§ Mr. Muff (Kingston-upon-Hull, East)
We have had nine or 10 days to reflect upon the Budget speech and proposals, and the more I consider some of these Resolutions, the more I am inclined to think that the garlands that were placed round the Chancellor's neck, and the many bouquets which were so gratuitously offered to him, might now be replaced by a few bricks, or at any rate brickbats. The Financial Secretary to the Treasury last week quoted something that Polonius said about keeping mouths shut. I do not know the quotation—I do not pretend to know Shakespeare—but I remember that the Chancellor of the Exchequer was born in Yorkshire. I can give the Secretary to the Treasury a revised version of Shakespeare. What the Chancellor did was to hear all and say "nowt" and take all and pay "nowt." I will not finish the quotation, but leave it to the imagination. We are discussing what is a great hardship to a section of the community. I was speaking to a number of navvies building an aerodrome on Friday, and there was not a grouse about the extra tax on tobacco from these able-bodied men earning fairly reasonable wages. They also accepted with good humour the imposition placed upon those who prefer alcoholic liquor. I cannot compete with my hon. Friend the Member for Dumbarton Burghs (Mr. Kirkwood) in the appeal he made. I found that these able-bodied men were concerned about the burden which was placed upon those who are aged and poor. I reinforce the arguments which have been used about these burdens being placed on those least able to bear them. If we do not get what we ask for we are ready to persevere and we expect the Financial Secretary to convey to the Chancellor that we are ready to organise a stay-in strike in this Chamber in support of our appeal. If we do not get what we are asking the Chancellor will have a few bricks instead of bouquets thrown at him.
§ Mr. Gallacher (Fife, West)
I want to identity myself with the speech of the hon. Member for Dumbarton Burghs (Mr. Kirkwood). From my youth upwards I have always been a smoker and have smoked the cheapest tobacco but the best. The impost that has been put on tobacco during the past few years is indicative of the method by which those 1754 who represent the ruling-class forces of this country have sought more and more to place the heavy burden of maintaining the country on the backs of the masses of the people. In the treatment of old age pensioners it is almost unbelievable that the Chancellor and his supporters on the other side could be so devoid of the bowels of compassion. There is not a thought for the old folk. We find in the propaganda that is carried on on behalf of the Government and the successful prosecution of the war a flaunting of the austerity which they are forcing upon the old folk. Time and time again, if old age pensioners are able to get a cheap seat in a cheap cinema, they will be presented with a picture of the Prime Minister.
§ Mr. Gallacher
I am on tobacco. We cannot dissociate the Prime Minister from tobacco, for when his picture appears, tobacco is the first thing the old age pensioners will see.

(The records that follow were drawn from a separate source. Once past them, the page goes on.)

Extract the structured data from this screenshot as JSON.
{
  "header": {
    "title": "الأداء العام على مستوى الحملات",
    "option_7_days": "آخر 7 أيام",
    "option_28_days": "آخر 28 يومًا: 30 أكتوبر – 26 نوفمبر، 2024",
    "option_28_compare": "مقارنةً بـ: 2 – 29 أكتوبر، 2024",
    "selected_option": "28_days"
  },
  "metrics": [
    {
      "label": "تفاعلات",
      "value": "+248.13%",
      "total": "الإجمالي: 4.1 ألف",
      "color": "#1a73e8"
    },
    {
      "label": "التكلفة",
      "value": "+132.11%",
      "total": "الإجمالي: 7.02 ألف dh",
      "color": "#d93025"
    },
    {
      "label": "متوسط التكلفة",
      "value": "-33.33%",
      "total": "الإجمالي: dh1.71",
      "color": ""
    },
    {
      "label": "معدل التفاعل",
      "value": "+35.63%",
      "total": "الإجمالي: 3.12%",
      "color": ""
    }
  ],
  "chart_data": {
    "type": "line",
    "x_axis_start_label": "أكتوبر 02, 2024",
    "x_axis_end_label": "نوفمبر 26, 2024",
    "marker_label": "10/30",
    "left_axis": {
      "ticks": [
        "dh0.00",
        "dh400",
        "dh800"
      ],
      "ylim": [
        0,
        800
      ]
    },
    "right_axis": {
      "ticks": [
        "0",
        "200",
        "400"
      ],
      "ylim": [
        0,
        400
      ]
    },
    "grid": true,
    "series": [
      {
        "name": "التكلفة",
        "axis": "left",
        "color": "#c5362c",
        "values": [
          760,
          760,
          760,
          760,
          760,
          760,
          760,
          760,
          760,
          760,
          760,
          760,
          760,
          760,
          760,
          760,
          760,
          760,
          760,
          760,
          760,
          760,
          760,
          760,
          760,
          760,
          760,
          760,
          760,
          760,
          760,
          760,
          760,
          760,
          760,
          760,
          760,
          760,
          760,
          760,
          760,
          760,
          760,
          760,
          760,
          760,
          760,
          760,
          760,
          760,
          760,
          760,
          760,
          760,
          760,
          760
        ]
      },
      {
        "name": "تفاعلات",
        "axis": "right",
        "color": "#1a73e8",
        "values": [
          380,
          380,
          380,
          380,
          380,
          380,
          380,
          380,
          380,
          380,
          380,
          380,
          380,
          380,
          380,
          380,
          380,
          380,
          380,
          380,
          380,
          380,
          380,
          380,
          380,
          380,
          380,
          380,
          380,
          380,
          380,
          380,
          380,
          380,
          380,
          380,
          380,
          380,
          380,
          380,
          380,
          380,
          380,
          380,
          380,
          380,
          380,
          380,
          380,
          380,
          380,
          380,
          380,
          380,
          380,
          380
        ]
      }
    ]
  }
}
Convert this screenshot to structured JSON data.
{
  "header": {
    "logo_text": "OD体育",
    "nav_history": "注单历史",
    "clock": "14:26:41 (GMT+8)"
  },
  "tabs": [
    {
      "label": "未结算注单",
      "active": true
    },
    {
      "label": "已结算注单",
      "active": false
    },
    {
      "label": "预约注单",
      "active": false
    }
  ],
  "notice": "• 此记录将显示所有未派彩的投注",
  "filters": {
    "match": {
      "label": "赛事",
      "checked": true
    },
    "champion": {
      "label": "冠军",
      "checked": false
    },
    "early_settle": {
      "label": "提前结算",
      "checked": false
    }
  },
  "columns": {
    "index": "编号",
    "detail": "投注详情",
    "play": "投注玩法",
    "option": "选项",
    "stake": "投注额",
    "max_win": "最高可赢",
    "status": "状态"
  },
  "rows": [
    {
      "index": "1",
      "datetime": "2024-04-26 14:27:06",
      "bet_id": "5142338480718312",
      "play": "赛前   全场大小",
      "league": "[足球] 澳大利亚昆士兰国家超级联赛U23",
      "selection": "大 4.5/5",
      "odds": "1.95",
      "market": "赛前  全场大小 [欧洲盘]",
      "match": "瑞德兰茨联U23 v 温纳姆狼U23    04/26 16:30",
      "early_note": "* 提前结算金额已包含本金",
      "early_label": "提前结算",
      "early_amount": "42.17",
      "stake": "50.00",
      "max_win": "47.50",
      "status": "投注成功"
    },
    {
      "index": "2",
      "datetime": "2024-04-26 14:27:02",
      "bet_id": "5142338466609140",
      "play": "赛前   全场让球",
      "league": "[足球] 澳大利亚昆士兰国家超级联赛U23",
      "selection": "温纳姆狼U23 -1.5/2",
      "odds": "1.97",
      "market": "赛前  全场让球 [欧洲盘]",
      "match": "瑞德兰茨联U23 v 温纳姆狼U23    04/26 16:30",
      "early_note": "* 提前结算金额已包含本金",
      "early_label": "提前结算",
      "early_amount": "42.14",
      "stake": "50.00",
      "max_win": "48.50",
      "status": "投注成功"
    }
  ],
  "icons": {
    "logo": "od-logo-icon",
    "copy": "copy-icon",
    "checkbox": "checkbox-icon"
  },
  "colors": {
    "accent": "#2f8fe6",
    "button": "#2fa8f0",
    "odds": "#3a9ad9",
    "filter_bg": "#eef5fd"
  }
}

They cannot afford to smoke, but they are presented with a delightful picture of a pleased looking gentleman with a nice long cigar blowing out smoke right in their faces. Then they realise that the Prime Minister and the Chancellor are responsible for making them do without tobacco. They are to do without one pipe in six. Many of them have to make one pipeful last a day, a draw now and a draw again, yet the Chancellor and those who support him say that it is no sacrifice to do without smoking on one day out of six. They are told that it is necessary in order to raise the money. It is not necessary. It is a deliberate impost on the masses of the working-class people, and it naturally spreads over to the old age pensioners. I know it is pretty hopeless making an appeal to the Chancellor and the hard-faced gentlemen who support him. They will sacrifice anybody, and particularly the old folk, in order to ensure economies that will defend their own privileges and property. The old age pensioners now have to pay 2s. 4½d. for an ounce of black twist. I know those who smoke regularly for seven days a week and who go through a matter of five ounces. No old age pensioner could afford that. The whole of the old age pension would have 1755 to go to get that. Old age pensioners are in most cases in a position where they are only able to buy one ounce a week.
The hon. Member for Dumbarton Burghs made clear what should be clear to everybody, that it is these old folk who have prepared the way for us and made it possible for anything that is good in this country to exist, because everything, every "great" man or institution, depends for his or its existence on the labour of the toiling masses. The old age pensioners represent those who have made this country and this Empire possible. Now they are to be denied the comfort of tobacco in the declining years of their lives. It is hopeless to appeal to the Chancellor, but I would appeal to those closely associated with him, especially the Financial Secretary. He is not so old yet and is still able to pass round the cigarette case or maybe a box of cigars. I understand that they are still being passed round at dinners and other suchlike functions. There is no question of the old age pensioner being able to pass round tobacco. In the years to come we may make many changes, and some of the lads who are up may be down and some who are down may be up. The Financial Secretary should look ahead; he may be one of those who will get the knock. He should be prepared to ensure that old age pensioners get a smoke now. If he does, he may be paving the way for an easier time for himself.
§ Mr. Viant (Willesden, West)
I feel that a further appeal should be made to the Chancellor to consider the position of the old age pensioners. It does not affect me for I am not accustomed to smoking. Since the Budget was introduced I have been able to get among my constituents and I have learned that the main body of men and women appreciate that the Chancellor has to obtain the money for the conduct of the war somewhere and somehow. The average man and woman are quite prepared to pay, but they show keen sympathy for the old man who has been accustomed to his pipe. We had hoped, in view of the appeals that have been made, that the Chancellor would have been prepared to announce some concession for old age pensioners. I feel that as a House of Commons we are somewhat lacking in imagination, if not in sympathy, in this respect; otherwise, we 1756 should bring united pressure to bear upon the Chancellor to deal with the case of our old age pensioners. Most of us are agreed that old age pensioners are not receiving sufficient to enable them to live the life we should like them to live, and having admitted that it is grossly unfair to allow a further inroad upon their already far too small incomes. I reinforce the appeal to the Chancellor to explore this question further to see whether some small concession cannot be made. These old folk have given of their best to the country. We are showing our appreciation of the men and women in the Services in this regard and can we not go further and show our appreciation of the old age pensioners by making them a concession?
§ Question, "That this House doth agree with the. Committee in the said Resolution," put, and agreed to.
§ Eighth and Ninth Resolutions agreed to.